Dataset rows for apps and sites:
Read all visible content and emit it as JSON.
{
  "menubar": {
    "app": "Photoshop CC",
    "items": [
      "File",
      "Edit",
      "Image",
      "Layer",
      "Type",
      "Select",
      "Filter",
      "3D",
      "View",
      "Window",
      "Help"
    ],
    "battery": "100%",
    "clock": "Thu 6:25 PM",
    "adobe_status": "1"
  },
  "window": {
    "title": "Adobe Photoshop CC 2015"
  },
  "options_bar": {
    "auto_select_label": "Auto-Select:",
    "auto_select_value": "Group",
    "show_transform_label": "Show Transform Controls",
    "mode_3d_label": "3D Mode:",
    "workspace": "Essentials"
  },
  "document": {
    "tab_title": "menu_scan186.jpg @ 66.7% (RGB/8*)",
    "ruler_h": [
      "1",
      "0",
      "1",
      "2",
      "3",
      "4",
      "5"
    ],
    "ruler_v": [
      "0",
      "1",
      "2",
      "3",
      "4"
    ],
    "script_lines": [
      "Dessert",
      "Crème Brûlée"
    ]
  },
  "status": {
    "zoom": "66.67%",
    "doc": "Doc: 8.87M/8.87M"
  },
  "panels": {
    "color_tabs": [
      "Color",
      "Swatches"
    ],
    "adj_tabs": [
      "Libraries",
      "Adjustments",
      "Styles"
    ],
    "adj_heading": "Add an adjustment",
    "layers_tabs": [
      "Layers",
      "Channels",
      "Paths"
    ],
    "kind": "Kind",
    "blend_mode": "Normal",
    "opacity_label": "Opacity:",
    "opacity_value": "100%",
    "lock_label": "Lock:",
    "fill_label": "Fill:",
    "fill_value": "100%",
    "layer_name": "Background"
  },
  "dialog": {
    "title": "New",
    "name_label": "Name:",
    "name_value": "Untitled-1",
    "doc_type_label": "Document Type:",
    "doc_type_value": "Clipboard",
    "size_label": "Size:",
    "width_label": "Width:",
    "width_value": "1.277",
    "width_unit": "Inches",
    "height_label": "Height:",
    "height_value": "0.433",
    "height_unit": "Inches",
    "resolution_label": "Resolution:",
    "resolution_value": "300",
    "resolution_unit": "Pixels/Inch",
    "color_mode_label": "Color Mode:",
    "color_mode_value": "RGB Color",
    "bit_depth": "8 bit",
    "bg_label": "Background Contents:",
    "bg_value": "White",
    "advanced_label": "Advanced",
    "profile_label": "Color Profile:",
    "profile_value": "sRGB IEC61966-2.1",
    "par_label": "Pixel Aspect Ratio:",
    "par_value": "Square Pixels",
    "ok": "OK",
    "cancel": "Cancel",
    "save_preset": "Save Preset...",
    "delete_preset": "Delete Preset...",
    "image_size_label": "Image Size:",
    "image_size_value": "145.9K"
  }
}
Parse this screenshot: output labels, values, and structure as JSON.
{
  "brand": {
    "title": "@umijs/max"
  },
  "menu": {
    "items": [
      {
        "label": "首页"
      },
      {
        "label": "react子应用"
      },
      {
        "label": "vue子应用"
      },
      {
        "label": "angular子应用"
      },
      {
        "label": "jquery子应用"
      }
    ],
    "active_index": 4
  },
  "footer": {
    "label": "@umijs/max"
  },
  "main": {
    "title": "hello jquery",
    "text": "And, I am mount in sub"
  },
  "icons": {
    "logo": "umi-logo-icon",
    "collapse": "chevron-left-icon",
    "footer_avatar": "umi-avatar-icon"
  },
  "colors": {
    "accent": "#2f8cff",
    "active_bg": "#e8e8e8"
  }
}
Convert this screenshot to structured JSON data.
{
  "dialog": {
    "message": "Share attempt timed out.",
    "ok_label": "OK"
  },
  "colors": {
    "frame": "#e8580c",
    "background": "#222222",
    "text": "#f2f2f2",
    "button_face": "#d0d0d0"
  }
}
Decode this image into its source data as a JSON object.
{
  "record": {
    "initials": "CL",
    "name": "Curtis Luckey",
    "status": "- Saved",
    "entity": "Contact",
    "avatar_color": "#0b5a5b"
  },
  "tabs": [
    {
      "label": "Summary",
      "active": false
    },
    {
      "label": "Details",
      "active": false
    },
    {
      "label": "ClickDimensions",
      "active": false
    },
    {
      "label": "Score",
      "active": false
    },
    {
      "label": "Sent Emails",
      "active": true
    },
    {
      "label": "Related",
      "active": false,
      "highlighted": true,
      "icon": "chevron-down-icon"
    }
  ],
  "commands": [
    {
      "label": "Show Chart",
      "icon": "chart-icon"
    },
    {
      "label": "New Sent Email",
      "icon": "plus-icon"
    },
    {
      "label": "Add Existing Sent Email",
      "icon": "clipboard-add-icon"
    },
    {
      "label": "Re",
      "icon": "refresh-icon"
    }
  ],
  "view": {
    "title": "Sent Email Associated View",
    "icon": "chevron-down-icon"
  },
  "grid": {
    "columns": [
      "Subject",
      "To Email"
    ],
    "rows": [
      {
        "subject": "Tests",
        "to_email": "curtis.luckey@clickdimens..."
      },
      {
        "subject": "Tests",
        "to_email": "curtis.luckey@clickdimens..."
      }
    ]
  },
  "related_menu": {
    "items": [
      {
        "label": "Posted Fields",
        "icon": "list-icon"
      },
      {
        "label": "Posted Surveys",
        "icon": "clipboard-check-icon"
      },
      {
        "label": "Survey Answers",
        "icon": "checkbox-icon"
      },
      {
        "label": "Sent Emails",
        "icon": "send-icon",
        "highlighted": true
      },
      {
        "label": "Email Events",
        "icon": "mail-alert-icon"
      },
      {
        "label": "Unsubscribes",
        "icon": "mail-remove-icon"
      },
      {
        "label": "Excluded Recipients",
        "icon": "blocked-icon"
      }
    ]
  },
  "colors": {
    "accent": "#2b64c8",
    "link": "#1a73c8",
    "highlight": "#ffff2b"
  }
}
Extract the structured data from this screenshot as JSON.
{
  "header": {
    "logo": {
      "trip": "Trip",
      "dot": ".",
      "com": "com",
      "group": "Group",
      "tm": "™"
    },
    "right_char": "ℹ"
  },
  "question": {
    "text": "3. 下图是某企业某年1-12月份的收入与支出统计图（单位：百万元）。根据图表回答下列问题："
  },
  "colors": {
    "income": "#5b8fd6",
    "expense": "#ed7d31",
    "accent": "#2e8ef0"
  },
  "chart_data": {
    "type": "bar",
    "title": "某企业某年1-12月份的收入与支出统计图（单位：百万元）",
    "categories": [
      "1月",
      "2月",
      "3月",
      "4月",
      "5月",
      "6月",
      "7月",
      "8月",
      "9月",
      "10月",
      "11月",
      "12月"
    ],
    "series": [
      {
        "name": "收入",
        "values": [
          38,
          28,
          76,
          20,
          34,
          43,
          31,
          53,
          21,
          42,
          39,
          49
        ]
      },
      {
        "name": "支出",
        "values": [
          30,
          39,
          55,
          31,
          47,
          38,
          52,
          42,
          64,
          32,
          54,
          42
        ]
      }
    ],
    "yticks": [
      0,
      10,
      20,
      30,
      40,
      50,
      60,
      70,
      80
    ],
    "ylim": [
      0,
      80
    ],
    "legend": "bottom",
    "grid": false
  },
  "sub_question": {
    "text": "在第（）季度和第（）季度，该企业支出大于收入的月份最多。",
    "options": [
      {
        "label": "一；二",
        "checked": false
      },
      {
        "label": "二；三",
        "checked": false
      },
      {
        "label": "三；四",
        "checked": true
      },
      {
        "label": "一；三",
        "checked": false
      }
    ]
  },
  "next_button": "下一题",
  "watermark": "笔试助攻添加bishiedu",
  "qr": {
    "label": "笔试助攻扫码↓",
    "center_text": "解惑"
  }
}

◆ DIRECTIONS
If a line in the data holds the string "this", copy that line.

◆ EXERCISE RESULT
Parse this screenshot: output labels, values, and structure as JSON.
Convert this screenshot to structured JSON data.
Decode this image into its source data as a JSON object.
Extract the structured data from this screenshot as JSON.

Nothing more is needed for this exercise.